-Snowdrops ideally should be planted in early autumn in groups of 10-25.
-Plant Snowdrops in a moist well -drained soil in semi-shaded spot along a border, under a tree or shrub. Because they flower early, it is nice to view them from inside. So, perhaps plant them along a path you can see from a window for example.
-Snowdrops will multiply by offsets which are new bulbs that grow attached to the mother bulb. After a couple of years, the clump of bulbs becomes dense. So, if you wait for the flowers to fade but the leaves are still green and vigorous, you can dig up the clump, separate the bulbs, and replant them in the new spot that has been prepared.
Because I’ve worked all winter in the garden, although there are still many things to get done, I don’t have the sense of urgency, this spring as in previous years. But, there are always general tasks to get done, such as

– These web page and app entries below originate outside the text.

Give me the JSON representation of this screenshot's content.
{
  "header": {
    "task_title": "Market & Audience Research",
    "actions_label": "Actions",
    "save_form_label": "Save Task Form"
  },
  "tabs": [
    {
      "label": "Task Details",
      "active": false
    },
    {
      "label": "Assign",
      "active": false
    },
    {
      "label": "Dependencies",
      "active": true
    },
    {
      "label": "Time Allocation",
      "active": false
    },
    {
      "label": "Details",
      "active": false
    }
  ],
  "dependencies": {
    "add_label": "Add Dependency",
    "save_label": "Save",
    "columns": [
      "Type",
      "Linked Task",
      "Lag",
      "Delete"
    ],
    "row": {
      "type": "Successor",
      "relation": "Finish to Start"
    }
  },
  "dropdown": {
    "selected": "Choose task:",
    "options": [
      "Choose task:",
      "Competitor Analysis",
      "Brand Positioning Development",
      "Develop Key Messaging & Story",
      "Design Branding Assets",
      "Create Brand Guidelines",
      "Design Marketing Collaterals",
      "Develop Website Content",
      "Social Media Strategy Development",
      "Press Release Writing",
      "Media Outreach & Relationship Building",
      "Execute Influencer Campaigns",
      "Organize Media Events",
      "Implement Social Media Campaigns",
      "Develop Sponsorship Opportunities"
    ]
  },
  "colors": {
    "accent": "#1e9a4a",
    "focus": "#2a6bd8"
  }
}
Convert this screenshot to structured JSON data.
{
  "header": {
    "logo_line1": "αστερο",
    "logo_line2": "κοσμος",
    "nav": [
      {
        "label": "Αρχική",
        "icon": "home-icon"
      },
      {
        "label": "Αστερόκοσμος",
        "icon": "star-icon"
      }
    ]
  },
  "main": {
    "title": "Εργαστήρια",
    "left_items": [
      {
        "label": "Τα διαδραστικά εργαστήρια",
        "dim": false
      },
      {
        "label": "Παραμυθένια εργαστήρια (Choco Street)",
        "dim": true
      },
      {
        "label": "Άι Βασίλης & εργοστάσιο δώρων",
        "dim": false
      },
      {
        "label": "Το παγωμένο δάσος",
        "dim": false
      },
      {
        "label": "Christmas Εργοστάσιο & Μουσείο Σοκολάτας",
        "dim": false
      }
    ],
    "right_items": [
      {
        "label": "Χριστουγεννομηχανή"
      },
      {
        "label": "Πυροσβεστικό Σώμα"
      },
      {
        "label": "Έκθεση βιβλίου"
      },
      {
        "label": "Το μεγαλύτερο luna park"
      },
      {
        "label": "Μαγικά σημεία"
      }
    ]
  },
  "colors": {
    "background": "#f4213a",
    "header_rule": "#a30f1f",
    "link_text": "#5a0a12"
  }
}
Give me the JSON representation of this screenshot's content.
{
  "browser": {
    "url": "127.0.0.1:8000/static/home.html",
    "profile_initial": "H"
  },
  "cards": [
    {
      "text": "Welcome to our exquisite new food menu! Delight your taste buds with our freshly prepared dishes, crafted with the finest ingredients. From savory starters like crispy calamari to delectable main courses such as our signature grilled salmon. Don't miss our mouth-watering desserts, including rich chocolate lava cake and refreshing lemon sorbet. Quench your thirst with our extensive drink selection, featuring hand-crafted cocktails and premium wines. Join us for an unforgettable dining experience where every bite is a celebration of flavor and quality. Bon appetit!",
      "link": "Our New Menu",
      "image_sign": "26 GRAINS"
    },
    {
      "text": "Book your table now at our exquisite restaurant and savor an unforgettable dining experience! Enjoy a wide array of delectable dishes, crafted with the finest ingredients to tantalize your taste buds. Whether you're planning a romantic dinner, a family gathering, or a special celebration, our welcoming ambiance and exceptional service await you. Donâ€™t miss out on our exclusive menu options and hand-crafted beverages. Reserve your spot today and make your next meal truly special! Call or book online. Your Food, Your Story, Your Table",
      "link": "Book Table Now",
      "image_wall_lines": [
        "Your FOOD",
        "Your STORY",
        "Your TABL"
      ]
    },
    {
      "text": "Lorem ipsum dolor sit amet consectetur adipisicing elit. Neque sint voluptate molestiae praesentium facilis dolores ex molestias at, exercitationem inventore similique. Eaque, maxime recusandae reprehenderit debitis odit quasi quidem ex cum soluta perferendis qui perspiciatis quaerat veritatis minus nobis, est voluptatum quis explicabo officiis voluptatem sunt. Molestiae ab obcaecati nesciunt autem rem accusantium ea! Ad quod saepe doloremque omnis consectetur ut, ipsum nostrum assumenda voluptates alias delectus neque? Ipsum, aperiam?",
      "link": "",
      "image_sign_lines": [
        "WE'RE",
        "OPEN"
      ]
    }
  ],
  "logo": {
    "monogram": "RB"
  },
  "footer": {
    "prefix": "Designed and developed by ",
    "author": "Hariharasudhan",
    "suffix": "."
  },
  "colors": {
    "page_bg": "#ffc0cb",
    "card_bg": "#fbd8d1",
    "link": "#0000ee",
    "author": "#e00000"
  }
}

- Check the garden for pests
- Clean up the garden and verandah pots
- Mulch the soil
- Add Seamungus to the garden beds as a soil conditioner
- Fertilise all the roses
- Start the eco-management program for roses.
- Check the climbing plants and standard roses are tied securely
- Deadhead any finished winter bulbs
- Prune any shrubs or winter salvia
- Fill any spaces in the borders with annuals and plan the flowering times so they bloom in succession
- Paint or refresh verandah furniture
- Plant summer herbs and salad greens
Another plant I’m highlighting in the garden this season is Cosmos. These light and pretty flowers are native to Mexico, blooming widely in patches of pink, white and orange through the scrub and paddocks. Cosmos is a Greek word meaning ‘beauty and harmony of the universe. It was a name adopted by the Spanish missionary priests in Mexico, who loved the flower’s even circle of petals.
Cosmos Bipinnatus variety will be planted once the seeds arrive; Cosmos bipinnatus Cupcake White, Cupcake Blush and Purity. There are three varieties of cosmos; two are annuals, and one is a perennial. The annual ones are Cosmos bipinnatus, and Cosmos sulphureus are pinks and whites that are half-hardy, so they must be planted after the frost has finished. Having just one year to set seed, they will bloom with great abundance. The Cosmos sulphureus is yellow, red, or orange blooms, and the tuberous perennial variety is a chocolate-scented burgundy Cosmos. atrosanguineus, which is grown like a dahlia. Cosmos are like sweet peas; they will flower the more you cut them. The bees will be over the moon this year with so much variety to choose from.
Title quote by Terri Guillemets
Photos by Pexels.com or as cited
Content Di Baker 2022